By: Urikhimbam Jenison
The Manipur state government has closed down all educational institutions in the state in an attempt to curb the ongoing movement for the implementation of the Inner Line Permit System (ILPS) in Manipur. It has been a month since this decision was taken. In other words, students have been kept out of their schools and colleges for a long time already.
On July 8, Sapam Robinhood, a 16 year old student studying in the XI standard was killed by police personnel during the crackdown on a peaceful student protest that was led by the Joint Committee on Inner Line Permit System (JCILPS), Student Wing, in Tellipati area of Imphal East. Since then, all the educational institutions have remained closed following the order of the state government. The orders for temporary closure of educational institutions have been issued “in consideration of the physical safety and security of the students of all institutions in Imphal area”.
This temporary closure of the educational institutions has by now given rise to students fearing losing an academic year and falling behind in their planned careers. Despite many appeals from the teachers, CSOs, parents, and student bodies, the government has not been able to find a solution to the ILPS demand and make a decision to re-open the institutions. Instead, the government has taken to deploying police personnel in all the schools, colleges, and universities.
The root cause of this odd situation, wherein students are shut out of schools now packed with police and military personnel, is the government’s attempt to to suppress the movement of the Inner Line Permit System, which has been building for decades. The people living in Manipur genuinely fear that their identity will disappear in the near future if the influx of migrants is not controlled. Manipur non-residents are beginning to outnumber permanent residents in many areas, and also acquire local identity cards, provided by the government for vested interest.
The government passed a bill, titled Manipur Regulation of Visitors, Tenants and Migrant Workers (MRVT&MW) Bill 2015, on 16 March, 2015, which failed to meet the demands of the people and led to an upswell of protests. This made the movement for the ILPS, led by JCILPS stronger. And, the killing of Sapam Robinhood by the police forced the government to retract. On July 15, the government held an emergency assembly session and a motion was passed to withdraw the Bill, without introducing an alternative, which is not in accord with procedure.
Since Sapam Robinhood’s killing, every nook and corner of state has resounded with the protest. The demand is for implementation of the ILPS and punishment for the officer involved in killing a student who participated in a peaceful protest. Student bodies have taken the step to boycott all governmental departments until their demands are fulfilled by the government. In support of the late Sapam Robinhood, students, CSOs, and social activists across the state have been demanding justice to the victim’s family and implementation of the ILPS.
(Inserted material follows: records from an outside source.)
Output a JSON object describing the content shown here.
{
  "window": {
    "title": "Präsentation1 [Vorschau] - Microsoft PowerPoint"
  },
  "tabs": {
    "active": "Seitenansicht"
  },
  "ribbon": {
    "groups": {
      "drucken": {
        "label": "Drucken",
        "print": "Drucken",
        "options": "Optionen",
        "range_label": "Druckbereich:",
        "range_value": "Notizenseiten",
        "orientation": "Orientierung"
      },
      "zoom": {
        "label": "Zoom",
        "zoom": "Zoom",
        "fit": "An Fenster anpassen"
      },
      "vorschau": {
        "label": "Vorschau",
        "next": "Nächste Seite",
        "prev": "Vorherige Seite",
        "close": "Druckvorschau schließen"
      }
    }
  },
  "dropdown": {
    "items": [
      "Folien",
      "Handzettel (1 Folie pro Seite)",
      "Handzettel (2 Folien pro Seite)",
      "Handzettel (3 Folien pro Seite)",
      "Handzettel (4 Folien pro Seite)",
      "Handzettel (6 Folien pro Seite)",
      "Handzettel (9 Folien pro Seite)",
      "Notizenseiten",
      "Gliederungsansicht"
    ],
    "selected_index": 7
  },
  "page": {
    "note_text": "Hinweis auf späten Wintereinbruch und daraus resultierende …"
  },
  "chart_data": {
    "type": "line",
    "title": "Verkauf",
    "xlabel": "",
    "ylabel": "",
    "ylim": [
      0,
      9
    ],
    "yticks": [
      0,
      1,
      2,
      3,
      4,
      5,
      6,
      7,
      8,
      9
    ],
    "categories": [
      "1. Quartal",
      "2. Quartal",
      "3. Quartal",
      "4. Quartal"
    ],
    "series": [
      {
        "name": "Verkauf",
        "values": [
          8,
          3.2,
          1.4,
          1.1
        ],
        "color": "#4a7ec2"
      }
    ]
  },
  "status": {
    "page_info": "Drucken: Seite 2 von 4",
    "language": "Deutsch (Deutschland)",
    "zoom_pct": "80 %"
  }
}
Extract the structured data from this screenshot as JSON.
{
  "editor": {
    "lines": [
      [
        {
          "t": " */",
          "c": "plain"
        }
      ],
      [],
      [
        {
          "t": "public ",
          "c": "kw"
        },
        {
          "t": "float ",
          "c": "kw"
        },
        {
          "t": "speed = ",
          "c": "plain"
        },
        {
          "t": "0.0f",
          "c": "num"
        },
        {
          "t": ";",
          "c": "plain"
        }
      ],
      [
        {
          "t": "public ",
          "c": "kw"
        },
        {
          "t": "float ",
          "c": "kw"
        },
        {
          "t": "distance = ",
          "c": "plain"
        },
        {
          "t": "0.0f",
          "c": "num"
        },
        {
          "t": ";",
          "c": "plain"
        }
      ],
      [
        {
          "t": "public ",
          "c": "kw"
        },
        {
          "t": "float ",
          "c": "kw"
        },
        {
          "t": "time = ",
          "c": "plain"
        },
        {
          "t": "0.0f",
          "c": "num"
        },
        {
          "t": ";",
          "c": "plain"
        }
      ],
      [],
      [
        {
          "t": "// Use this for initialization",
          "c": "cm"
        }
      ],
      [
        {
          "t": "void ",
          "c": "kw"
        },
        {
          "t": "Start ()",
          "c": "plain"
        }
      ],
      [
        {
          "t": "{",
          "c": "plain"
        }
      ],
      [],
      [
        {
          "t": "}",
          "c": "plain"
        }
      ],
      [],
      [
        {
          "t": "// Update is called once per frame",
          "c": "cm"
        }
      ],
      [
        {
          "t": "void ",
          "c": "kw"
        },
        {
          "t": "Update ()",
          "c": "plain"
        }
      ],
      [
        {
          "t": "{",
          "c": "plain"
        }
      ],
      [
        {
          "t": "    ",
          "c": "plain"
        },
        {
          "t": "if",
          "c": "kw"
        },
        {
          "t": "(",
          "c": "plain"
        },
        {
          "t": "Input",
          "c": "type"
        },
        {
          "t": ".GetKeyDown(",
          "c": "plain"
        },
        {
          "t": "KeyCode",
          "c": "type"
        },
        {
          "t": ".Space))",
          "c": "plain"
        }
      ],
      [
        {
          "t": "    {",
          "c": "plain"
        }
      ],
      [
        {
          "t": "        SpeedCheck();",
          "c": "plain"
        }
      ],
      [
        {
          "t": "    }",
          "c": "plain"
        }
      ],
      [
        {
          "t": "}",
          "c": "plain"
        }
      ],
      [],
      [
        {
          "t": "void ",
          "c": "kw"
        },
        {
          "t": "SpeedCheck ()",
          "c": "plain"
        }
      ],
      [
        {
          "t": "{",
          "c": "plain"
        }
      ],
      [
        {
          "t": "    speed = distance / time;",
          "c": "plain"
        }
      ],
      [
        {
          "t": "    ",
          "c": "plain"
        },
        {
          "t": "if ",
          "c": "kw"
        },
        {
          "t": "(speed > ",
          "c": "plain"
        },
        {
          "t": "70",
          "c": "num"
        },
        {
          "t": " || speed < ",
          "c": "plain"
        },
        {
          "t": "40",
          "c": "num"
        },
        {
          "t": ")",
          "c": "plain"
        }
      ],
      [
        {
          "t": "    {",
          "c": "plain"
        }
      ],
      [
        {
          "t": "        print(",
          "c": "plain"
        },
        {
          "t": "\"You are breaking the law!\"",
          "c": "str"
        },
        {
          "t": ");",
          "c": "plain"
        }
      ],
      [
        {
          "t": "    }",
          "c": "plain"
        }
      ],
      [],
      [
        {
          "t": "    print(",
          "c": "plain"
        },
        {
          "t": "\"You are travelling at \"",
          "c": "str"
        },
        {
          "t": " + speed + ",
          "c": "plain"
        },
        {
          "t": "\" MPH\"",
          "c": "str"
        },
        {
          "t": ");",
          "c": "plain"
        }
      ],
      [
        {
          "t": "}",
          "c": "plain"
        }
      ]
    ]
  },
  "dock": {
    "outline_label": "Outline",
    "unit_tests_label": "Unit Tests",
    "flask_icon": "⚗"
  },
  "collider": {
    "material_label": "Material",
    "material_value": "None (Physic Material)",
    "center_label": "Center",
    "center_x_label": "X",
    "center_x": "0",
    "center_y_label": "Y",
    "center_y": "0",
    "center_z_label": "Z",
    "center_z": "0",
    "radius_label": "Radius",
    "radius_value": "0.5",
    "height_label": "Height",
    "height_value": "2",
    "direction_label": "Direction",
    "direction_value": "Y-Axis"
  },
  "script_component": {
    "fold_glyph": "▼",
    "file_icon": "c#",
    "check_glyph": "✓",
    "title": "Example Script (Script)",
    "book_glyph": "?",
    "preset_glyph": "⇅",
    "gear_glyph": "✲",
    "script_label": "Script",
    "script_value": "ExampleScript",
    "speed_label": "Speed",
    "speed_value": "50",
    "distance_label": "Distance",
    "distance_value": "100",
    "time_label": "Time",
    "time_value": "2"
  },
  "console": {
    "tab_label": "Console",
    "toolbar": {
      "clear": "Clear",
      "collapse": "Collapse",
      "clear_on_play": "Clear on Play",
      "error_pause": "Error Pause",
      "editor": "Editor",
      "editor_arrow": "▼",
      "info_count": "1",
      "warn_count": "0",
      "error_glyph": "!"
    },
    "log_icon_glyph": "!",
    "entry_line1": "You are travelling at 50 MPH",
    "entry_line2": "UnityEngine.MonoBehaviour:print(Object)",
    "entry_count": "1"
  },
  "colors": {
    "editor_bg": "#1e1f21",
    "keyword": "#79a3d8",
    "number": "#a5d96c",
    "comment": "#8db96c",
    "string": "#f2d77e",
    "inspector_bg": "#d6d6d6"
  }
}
While people living in Manipur have been protesting for the implementation of the Inner Line Permit System, the rest of India has interpreted this as an anti-Indian or anti-mainlander fight, which is an incorrect interpretation. The people of Manipur are seeking that the government protects them from losing their ancestral place, and there is a fear that indigenous Manipuris will become minorities in their own land. It is not that the people want to prevent outsiders from entering Manipur. The fears of the Manipuris have been realized in Tripura, where the Tripuris have became a minority in their own ancestral land.
The government has been on the back foot since Sapam Robinhood’s killing. And, it is the government’s attempt to regain control that has resulted in the decision to to close down the schools and universities.
This, however, is not the first time the people, and in particular the students, of Manipur have had to experience of shut-down of educational institutions. For instance, institutions were shut in 2001 in relation to the Naga ceasefire, which, in Manipur, resulted in a people uprising. Then again, in 2004 they were closed to try and control the rage following the news of the rape and murder of Th. Manorama by Assam Rifles personnel. The year 2009 witnessed the same, following the killing of Rubina, a 7 month pregnant woman, and Sanjit, by police commandoes. And, most recently and something that is ongoing, in 2015, the Dzukou Valley dispute between Manipur and Nagaland is keeping students away from the schools and colleges in the Mao area of Manipur. So, in some sense shutting down schools and universities is standard operating procedure for the government in times of emergencies when misgovernance or brutal crimes following by impunity unsettles the population.
Following the order of the state government for the temporary closure of institutions, yet another order was issued to deploy police personnel in all the schools, colleges, universities, and other such institutions. And, now police officials deployed in the schools and colleges have taken to misusing the compounds: by playing cards, drinking, and smoking. Some students, who arrived at their respective campuses out of desire that their institutions be reopened, even confronted these officers. The prevailing environment of police personnel camped out in educational institutions has only generated insecurity amongst the students. And, while it is police officials occupying educational institutions in the Imphal City, in the outskirts, it is out and out militarisation, with the Assam Rifles and paramilitary forces having taken over the compounds of schools and colleges.
The central and state government have taken no steps to bring this movement and the root conflict to an end. Officials appear intent to only hold onto their chairs. The people of Manipur are grieving at heart, wondering why is it that the state and central government, which has all the power and infrastructure, cannot put an end to the conflict? Who benefits from the continuing conflicts? How long does the government plan to keep the people, the students, under soldier’s boots?